This particular specimen was likely an adolescent at the time of its death judging from its size, local news outlets report.
“The guys started scraping and noticed there were some vertebrae that appeared below the concretion line, and right away we knew we had a new fossil,” said Michael Shideler, manager of the Enchanted Designs Ammonite Mine.
Plesiosaurs were highly specialized marine dinosaurs. They had a small head on a very long neck, long tear-shaped bodies, a stumpy tail, and four wide flippers. They were pretty similar in shape to what you’d imagine the Loch Ness monster to be.
And just like with the Loch Ness monster, none of the workers at the mine expected to run into this fossil. The Enchanted Designs Ammonite Mine has been shut down during winter, so activity at the site is still picking up as the mining season is still fresh. One of the crews digging for ammonites there ran into a large and compact mass of material (a ‘concretion’) that stood out from the mine’s rock walls.
Based on the fossilized fragments recovered so far, the specimen was likely 7 meters (~23 ft) long when it died; almost half of that length is just neck. This would mean that the animal was still pretty young, likely an adolescent, when it met its end. Other plesiosaur specimens that we’ve recovered reach up to 14 m (46 ft) in length, with a similar neck-to-not-neck ratio.

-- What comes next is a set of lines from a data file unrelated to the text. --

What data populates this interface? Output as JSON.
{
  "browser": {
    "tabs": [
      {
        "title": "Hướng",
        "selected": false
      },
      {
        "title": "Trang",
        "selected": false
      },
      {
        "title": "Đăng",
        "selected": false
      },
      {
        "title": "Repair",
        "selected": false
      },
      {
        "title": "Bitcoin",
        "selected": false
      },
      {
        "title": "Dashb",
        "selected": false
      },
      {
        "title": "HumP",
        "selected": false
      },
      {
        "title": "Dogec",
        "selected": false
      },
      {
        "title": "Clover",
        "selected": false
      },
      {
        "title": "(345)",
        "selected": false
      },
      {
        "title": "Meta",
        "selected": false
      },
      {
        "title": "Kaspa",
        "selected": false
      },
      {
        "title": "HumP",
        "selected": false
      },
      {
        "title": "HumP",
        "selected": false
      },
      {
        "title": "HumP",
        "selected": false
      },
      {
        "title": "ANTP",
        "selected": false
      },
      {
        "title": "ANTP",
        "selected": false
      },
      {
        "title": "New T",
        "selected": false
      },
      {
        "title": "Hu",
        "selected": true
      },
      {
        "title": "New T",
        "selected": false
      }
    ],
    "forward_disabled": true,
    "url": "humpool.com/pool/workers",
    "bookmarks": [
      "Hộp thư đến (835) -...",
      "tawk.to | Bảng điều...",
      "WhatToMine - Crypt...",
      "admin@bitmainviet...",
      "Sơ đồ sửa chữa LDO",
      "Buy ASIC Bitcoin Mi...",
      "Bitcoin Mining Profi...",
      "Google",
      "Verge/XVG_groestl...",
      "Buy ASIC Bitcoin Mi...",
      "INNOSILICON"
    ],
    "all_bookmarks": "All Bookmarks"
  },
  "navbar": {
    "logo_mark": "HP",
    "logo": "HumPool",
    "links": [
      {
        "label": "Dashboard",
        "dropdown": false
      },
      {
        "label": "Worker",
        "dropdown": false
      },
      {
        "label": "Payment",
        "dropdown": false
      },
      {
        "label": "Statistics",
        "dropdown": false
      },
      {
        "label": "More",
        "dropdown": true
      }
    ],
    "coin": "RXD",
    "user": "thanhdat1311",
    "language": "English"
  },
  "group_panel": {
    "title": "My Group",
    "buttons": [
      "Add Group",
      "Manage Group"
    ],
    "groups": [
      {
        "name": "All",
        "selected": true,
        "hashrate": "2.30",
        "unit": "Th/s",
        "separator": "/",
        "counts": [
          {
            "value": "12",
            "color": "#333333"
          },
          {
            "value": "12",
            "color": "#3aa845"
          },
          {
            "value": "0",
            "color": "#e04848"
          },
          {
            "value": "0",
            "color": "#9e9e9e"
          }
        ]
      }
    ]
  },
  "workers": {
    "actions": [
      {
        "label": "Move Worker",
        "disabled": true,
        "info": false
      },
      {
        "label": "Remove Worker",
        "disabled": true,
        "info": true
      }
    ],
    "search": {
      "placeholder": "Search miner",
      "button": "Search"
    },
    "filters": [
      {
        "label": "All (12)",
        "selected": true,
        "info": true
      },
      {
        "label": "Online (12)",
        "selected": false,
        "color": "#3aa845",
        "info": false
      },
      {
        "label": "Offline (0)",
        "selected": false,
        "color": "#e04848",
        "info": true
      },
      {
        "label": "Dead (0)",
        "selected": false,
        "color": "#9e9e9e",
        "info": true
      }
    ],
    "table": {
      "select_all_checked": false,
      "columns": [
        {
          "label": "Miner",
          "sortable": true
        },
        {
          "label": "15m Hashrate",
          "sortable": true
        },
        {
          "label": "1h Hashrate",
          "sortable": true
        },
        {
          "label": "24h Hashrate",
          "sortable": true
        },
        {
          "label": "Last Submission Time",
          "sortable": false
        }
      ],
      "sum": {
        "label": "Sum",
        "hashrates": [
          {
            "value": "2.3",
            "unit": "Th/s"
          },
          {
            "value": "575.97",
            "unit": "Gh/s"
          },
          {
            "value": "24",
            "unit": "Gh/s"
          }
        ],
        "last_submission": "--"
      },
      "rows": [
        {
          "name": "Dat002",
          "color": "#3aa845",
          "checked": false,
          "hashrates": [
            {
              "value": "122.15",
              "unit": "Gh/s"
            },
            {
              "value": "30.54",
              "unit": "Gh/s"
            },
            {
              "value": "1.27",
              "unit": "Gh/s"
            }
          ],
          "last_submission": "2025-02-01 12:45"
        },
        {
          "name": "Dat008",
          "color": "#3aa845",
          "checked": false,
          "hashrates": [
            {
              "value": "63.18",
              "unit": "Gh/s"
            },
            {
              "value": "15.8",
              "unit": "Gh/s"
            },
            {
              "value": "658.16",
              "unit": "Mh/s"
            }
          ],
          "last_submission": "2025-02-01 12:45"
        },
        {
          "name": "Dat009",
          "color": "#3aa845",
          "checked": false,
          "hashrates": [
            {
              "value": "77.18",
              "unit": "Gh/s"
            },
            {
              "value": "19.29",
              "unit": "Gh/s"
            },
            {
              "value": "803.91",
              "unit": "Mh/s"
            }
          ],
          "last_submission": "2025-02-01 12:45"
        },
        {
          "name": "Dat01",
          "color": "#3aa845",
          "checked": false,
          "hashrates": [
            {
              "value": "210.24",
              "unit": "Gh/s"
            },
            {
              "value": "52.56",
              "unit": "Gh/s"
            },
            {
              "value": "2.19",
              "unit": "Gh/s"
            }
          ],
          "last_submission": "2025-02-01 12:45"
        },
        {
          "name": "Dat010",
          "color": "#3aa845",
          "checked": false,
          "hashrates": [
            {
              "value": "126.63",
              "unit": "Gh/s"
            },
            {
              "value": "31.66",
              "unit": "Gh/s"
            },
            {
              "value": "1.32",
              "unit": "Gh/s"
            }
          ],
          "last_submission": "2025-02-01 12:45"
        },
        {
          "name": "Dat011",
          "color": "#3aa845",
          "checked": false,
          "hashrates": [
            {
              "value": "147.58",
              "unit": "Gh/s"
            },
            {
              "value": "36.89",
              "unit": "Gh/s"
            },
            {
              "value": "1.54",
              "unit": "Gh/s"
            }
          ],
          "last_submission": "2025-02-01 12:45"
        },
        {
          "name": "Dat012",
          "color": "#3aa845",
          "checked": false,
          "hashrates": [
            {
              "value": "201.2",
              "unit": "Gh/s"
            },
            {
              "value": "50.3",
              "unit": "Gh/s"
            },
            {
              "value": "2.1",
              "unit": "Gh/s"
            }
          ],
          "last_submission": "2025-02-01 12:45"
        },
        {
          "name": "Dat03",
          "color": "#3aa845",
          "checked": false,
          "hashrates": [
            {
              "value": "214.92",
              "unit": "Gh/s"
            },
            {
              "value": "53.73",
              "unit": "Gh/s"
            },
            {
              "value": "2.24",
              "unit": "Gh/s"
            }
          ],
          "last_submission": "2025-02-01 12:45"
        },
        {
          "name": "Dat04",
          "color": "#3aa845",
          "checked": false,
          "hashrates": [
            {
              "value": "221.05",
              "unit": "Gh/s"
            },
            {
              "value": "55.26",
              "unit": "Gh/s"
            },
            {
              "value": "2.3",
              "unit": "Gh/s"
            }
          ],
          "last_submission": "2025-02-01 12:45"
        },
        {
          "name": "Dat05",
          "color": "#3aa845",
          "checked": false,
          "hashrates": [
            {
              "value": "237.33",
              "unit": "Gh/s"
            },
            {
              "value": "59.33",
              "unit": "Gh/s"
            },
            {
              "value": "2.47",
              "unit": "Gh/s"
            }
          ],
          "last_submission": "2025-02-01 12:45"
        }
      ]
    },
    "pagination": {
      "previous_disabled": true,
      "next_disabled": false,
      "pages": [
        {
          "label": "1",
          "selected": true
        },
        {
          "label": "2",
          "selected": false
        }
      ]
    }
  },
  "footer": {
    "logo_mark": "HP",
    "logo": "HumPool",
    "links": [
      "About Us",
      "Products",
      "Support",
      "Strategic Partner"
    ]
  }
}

What made the discovery particularly surprising is that marine reptile fossils are very rare in the Bearpaw Formation, which stretches through Alberta, Saskatchewan, and Montana, and into which the mine delves. Around 75 million years ago, when this formation was still on the surface, the area was the bottom of a shallow tropical sea. A large number of ammonites, fish and marine reptiles lived here, which is why the formation is such a rich source of fossils. However, this is the first time a specimen of this kind has been recovered from the mine.
The plesiosaur and other undetermined fossils have been collected and taken to the Royal Tyrrell Museum, where they will be removed from their rocky prisons for research.